Just what are the prospects for 3D TV services in Central and Eastern Europe?
The industry focus at present is very much on the format, not only in CEE but Europe as a whole. Indeed, demonstrations have taken place in a number of countries and Sky 3D, the first channel offering 3D content, is due to launch next month in the UK and Ireland.
For 3D is to take off, there will have to be sufficient content available to broadcasters and – just as importantly – affordable receivers in the shops. There is certainly already growing enthusiasm for 3D in CEE: just this week UPC and Telefónica O2 in the Czech Republic (and by implication the companies’ other operations in Europe) have indicated that they are ready to start broadcasting in 3D.
What is more, 3D sets are due to start appearing in Czech shops this week. As recently as January, such a development was expected to be 2-3 years away.
Meanwhile in Poland, the alternative carrier Dialog is undertaking a 3D trial and Cyfra+ has said it will have a 3D strategy in place by the end of the year. Given how quickly things are currently moving, this date could well be brought forward.
Poland, interestingly enough, is also about to become the leading producer of 3D TV sets in Europe. Earlier this year it was announced that LG would begin production in a factory near Wroclaw next month. Its output is expected to account for 80% of 3D TV sets sold on the continent this year.
Meanwhile in Russia, the DTH platform Platforma HD is understood to be involved in a 3D project with Samsung and General Satellite.

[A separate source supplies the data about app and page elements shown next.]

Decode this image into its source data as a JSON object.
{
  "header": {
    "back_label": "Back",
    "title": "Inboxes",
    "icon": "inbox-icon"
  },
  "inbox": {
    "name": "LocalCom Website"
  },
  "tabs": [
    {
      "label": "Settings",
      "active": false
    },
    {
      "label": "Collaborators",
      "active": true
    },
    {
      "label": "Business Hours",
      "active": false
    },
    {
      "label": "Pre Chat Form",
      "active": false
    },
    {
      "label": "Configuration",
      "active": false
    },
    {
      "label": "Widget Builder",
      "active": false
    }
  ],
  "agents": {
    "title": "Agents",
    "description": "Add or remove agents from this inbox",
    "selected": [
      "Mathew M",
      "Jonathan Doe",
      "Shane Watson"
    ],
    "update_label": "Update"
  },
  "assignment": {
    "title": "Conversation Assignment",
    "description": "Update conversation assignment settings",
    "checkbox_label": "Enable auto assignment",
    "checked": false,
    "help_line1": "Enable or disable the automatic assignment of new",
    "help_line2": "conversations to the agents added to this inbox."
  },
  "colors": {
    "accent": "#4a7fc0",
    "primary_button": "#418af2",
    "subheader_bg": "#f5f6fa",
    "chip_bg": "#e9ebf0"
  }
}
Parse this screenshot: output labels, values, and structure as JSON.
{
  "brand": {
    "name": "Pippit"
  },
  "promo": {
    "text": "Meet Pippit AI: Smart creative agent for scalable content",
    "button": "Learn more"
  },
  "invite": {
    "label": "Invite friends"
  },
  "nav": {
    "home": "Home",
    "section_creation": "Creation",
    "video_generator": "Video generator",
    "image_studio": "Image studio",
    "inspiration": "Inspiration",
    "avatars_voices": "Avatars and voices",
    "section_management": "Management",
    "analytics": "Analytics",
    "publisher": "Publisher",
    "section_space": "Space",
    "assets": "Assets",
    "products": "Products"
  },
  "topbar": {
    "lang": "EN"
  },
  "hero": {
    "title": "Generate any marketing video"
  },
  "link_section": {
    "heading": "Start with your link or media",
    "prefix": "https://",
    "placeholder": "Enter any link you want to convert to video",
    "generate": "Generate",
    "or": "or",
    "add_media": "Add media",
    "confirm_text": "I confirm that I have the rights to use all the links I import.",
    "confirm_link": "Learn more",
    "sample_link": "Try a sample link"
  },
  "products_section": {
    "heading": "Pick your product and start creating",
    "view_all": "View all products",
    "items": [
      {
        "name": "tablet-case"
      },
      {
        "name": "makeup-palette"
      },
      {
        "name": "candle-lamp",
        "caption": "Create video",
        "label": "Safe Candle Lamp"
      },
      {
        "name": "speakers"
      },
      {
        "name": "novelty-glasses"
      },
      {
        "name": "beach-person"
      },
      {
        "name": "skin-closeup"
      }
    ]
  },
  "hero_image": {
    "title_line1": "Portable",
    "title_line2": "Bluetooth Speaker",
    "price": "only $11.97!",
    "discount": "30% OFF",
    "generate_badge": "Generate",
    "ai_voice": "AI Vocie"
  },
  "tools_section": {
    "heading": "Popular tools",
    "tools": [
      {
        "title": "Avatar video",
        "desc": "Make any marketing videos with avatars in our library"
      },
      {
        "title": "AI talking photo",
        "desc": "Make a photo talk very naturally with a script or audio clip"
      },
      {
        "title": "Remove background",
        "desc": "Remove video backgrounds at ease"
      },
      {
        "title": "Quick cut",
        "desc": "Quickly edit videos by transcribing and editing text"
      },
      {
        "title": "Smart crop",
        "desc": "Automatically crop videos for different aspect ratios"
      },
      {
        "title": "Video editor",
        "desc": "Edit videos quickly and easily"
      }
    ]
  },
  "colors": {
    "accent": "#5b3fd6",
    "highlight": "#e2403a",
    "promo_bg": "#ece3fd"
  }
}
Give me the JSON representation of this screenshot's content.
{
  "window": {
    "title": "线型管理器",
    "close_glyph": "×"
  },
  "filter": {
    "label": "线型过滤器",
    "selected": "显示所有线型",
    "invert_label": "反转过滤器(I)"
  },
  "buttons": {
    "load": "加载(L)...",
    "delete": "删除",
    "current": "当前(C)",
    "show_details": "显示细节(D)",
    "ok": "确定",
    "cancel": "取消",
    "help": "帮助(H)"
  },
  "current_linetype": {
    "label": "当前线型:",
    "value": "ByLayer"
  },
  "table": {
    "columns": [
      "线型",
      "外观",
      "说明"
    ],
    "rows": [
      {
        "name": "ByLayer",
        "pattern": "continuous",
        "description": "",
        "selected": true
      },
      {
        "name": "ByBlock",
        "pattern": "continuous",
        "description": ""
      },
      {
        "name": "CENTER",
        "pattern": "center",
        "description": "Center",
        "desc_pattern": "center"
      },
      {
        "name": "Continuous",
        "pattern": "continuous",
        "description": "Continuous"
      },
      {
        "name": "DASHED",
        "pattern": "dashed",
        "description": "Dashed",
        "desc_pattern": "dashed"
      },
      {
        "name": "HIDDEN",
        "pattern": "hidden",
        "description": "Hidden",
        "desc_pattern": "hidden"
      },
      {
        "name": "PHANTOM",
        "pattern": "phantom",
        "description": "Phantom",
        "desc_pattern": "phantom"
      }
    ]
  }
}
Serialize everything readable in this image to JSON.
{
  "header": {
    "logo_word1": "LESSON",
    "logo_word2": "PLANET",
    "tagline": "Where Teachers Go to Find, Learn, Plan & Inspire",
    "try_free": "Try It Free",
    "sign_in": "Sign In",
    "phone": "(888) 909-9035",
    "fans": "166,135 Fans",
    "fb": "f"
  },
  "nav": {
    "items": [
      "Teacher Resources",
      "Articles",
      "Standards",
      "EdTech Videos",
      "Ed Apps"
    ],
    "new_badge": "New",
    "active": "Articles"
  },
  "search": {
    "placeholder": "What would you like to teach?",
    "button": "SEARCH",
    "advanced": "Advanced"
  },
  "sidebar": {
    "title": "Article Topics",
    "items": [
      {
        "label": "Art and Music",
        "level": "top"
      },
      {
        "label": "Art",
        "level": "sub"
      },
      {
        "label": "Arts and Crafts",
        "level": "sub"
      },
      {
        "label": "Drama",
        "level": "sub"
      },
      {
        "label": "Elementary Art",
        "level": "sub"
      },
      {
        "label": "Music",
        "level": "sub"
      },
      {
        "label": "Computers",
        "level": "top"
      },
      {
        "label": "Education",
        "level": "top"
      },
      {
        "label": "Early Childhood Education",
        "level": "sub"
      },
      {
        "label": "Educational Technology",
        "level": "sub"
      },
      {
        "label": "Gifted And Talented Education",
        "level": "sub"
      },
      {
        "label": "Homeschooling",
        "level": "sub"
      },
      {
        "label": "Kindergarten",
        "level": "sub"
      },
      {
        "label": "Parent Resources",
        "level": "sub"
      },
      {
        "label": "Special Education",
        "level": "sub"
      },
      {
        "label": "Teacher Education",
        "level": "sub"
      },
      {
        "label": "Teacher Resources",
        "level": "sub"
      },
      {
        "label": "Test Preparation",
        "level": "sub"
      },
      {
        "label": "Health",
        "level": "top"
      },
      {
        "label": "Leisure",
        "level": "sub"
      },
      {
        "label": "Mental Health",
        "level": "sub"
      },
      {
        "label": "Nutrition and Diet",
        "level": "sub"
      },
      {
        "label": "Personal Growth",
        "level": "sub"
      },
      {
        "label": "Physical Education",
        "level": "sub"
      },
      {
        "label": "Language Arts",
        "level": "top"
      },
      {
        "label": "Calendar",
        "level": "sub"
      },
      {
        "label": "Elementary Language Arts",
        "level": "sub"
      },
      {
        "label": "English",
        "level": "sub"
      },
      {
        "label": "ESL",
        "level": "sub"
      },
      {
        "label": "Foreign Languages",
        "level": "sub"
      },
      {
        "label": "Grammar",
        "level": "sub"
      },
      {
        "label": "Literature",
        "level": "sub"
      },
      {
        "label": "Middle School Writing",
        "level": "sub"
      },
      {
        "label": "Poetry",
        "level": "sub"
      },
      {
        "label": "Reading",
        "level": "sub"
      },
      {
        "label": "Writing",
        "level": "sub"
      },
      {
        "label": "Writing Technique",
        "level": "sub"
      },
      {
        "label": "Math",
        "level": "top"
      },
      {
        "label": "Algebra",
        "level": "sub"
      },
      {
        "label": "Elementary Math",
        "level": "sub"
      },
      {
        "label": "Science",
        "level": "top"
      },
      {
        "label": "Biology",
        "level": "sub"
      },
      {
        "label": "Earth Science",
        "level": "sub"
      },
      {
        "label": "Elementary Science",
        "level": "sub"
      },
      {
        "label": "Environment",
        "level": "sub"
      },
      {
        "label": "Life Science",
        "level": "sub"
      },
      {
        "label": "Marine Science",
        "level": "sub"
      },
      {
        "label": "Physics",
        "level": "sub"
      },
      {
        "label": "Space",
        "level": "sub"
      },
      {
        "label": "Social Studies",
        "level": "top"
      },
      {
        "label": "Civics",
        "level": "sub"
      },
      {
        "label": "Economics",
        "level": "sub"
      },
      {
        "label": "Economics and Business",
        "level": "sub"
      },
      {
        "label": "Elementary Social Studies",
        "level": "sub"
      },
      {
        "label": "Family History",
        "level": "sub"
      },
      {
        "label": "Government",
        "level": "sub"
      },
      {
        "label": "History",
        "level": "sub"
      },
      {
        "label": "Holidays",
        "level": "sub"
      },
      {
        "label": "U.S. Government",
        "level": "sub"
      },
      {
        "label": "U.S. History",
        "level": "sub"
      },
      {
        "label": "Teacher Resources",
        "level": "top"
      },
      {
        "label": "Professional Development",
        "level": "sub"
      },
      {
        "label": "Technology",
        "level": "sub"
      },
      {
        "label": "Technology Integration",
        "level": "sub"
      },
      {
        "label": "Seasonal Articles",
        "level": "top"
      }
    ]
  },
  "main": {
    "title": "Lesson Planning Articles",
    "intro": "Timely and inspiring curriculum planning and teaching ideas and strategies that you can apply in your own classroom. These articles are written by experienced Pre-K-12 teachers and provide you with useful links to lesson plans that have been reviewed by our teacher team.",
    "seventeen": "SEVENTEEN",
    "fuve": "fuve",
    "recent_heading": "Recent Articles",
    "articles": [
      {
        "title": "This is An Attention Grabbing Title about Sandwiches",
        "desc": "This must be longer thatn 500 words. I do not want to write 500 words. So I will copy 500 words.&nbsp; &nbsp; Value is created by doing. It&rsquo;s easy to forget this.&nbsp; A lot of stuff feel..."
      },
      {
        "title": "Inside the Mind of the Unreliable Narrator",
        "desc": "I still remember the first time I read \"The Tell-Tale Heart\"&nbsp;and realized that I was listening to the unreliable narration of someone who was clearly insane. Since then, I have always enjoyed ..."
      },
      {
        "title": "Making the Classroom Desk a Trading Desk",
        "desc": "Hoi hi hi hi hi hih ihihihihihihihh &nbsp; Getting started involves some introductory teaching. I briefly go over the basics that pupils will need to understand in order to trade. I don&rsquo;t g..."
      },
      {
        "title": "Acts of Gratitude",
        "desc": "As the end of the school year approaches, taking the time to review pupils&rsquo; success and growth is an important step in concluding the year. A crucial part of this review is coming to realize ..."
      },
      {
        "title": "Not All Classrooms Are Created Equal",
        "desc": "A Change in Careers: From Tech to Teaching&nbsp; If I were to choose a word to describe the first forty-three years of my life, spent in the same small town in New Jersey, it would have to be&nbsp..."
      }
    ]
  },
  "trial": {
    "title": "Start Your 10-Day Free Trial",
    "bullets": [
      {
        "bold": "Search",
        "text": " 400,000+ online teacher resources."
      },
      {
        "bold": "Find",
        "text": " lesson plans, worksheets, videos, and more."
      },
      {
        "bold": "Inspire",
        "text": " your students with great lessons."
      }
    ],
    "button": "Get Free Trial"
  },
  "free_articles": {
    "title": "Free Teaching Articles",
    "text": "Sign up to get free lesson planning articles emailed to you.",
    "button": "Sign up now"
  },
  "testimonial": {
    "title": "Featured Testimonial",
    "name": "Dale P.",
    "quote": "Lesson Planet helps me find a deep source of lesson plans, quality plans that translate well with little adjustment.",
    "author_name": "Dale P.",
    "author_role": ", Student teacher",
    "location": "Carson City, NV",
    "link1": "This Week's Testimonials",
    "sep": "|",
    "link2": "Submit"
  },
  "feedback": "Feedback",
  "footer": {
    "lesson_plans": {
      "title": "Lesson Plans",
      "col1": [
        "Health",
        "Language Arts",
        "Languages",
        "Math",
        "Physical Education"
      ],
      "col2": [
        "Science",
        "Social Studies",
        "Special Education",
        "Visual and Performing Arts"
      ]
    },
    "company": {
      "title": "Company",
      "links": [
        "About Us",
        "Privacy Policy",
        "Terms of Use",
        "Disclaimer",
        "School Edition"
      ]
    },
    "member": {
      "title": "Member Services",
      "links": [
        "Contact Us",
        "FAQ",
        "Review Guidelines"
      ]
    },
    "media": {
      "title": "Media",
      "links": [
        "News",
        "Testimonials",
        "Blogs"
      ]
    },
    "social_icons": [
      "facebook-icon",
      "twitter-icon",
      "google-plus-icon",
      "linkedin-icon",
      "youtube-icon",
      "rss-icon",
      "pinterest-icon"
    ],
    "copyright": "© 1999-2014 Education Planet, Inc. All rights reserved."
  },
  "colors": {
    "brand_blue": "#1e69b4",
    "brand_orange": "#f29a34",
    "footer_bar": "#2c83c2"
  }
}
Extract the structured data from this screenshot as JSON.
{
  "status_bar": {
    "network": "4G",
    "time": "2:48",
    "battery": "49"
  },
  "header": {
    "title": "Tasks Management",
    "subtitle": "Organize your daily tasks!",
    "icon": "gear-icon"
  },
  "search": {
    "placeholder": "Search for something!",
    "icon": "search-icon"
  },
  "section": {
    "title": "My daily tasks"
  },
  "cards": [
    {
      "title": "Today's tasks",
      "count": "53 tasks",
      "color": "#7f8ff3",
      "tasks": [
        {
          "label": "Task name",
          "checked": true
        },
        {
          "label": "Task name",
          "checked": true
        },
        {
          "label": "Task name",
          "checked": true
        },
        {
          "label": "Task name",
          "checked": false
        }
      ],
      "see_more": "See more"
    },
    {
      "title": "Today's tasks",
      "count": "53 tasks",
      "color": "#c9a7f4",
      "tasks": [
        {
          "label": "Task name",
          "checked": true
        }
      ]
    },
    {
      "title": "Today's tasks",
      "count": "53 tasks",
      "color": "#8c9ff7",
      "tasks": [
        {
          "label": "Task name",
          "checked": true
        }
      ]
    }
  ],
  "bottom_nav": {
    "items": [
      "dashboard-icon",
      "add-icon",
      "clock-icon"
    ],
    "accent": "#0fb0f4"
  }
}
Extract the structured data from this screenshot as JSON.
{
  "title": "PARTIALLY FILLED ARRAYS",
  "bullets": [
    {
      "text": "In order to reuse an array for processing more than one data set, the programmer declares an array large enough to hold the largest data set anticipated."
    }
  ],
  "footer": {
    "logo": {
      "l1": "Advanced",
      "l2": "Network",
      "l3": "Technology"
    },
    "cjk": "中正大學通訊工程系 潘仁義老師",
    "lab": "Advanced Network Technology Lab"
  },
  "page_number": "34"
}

Coverage of major sporting events such as the World Cup in South Africa, now less than three months away, is likely to give a big boost to 3D.